The promise to have an indigenous Hindi film industry in our own heartland remained just that. A hollow promise. A few years back it was the Akhilesh Yadav government that again infused some hope by bringing in a scheme of film subsidy. The effort had desired results. Lucknow started to open up. It took a big banner like Yash Raj film, when they shot Ishaqzaade here, that made it possible for the locals to see the benefits of a functional industry in its backyard.
Then came many other biggies to reap the advantage laid out for them. Am grateful to Akhileshji for that. But now with Yogiji I am hoping that this announcement will take things to another level and I am overwhelmed at the possibilities! There is talent in abundance here. It just needs to be tapped. There is money too, for the taking; it’s just that those investing are assured of a safe return. It’s time now for writers and directors drenched in the local flavor to descend in hordes and bring alive the potential of my Pradesh like never before.
The floodgates are open. Already we are witnessing a slew of Hindi movies being shot here. My city has started to smell the scent of magic in the air. Let the creative juices flow unabated. Opportunities lost, can now be regained with aplomb. The state had been a bystander all these years. This needs to be corrected.
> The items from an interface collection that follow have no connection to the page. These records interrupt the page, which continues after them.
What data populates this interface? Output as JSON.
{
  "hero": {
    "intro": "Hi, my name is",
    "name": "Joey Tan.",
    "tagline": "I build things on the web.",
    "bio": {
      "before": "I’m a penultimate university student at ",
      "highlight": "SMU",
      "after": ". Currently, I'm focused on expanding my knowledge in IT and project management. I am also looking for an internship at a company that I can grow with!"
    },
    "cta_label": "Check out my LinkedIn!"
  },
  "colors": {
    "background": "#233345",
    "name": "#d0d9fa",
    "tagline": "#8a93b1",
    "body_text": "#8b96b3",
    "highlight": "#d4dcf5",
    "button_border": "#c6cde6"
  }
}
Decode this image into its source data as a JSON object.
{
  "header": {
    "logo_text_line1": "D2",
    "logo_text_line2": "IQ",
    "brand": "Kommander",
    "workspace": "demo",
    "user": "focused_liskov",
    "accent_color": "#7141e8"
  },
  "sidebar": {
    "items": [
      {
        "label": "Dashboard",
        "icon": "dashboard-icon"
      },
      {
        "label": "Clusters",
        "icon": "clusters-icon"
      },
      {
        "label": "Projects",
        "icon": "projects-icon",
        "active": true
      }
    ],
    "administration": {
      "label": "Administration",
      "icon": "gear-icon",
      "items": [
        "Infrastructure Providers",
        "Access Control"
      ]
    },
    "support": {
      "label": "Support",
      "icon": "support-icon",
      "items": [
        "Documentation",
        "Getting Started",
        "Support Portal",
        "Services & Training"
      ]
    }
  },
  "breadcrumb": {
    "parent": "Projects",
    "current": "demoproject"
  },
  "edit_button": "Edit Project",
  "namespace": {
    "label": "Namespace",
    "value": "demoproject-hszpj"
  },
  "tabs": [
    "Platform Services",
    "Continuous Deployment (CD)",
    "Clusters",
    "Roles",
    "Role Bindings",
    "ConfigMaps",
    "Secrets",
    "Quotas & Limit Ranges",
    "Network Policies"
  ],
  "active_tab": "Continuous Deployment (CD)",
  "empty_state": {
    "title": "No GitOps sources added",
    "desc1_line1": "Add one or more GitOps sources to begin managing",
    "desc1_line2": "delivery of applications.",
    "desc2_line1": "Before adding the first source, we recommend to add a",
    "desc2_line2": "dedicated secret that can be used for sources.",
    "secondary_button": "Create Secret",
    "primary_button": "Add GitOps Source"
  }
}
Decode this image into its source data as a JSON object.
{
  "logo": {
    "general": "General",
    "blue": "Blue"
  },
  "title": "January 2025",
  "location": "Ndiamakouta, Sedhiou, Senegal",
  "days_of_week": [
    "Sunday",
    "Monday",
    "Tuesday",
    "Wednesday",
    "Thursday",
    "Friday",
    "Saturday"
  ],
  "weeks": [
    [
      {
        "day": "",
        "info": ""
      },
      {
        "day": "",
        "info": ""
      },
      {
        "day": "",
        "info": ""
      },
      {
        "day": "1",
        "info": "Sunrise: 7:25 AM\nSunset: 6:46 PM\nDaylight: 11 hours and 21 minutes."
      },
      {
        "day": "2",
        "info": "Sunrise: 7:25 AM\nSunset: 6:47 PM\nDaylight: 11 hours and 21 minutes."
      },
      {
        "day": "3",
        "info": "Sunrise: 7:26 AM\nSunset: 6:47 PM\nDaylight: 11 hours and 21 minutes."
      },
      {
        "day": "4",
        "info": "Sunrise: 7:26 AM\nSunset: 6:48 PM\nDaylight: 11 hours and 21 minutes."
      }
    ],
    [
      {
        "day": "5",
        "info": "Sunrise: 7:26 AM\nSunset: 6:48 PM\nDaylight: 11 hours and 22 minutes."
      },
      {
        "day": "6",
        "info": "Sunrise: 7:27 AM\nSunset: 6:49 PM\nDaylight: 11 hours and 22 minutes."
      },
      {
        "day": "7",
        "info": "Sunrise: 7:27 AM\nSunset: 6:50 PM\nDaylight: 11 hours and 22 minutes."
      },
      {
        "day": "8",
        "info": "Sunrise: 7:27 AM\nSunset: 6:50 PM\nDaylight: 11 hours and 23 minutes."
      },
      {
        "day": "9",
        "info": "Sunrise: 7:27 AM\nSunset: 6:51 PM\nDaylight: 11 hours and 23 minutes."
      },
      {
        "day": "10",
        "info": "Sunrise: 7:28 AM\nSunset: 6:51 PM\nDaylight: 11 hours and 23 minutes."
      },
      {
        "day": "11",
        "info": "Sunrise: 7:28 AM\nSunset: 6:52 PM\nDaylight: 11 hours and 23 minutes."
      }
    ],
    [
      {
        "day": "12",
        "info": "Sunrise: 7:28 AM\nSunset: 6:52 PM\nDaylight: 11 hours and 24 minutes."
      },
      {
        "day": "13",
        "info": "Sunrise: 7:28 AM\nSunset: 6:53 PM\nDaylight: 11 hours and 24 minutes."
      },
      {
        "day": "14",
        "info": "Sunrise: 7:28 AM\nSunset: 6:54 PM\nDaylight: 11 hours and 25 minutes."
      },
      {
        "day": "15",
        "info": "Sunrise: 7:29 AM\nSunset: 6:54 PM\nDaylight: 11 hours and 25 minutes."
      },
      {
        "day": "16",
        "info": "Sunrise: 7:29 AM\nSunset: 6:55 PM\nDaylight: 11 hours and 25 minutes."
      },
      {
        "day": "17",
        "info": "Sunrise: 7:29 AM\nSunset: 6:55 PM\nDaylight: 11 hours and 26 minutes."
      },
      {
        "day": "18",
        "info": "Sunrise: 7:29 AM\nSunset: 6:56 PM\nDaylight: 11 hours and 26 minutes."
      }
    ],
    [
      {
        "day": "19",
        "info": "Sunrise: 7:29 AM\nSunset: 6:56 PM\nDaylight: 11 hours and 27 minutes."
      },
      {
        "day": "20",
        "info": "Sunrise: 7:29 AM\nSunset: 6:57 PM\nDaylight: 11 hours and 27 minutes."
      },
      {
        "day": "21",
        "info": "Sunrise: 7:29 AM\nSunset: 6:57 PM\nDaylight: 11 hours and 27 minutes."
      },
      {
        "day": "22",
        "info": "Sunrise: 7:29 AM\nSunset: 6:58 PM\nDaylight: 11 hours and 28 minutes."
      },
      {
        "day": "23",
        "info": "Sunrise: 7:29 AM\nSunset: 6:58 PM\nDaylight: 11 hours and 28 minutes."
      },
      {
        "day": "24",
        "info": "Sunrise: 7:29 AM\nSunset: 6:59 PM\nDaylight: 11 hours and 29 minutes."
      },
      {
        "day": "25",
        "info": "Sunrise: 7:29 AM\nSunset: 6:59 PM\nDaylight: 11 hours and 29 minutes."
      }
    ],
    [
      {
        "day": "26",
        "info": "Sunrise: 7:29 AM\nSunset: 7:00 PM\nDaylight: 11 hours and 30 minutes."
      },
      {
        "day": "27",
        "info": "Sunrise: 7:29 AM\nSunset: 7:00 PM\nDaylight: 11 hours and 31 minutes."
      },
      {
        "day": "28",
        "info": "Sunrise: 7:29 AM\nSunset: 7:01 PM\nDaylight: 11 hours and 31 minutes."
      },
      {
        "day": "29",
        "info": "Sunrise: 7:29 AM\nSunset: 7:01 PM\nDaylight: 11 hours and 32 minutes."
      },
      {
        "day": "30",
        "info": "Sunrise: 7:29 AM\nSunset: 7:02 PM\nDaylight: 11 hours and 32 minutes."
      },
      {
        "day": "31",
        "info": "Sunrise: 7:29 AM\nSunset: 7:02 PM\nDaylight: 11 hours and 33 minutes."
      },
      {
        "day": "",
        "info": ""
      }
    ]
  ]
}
My appeal to Yogiji would be, please don’t take your foot off the pedal now that you have given flight to our fantasy. Let’s give the Hindi Film Industry a new home to prosper.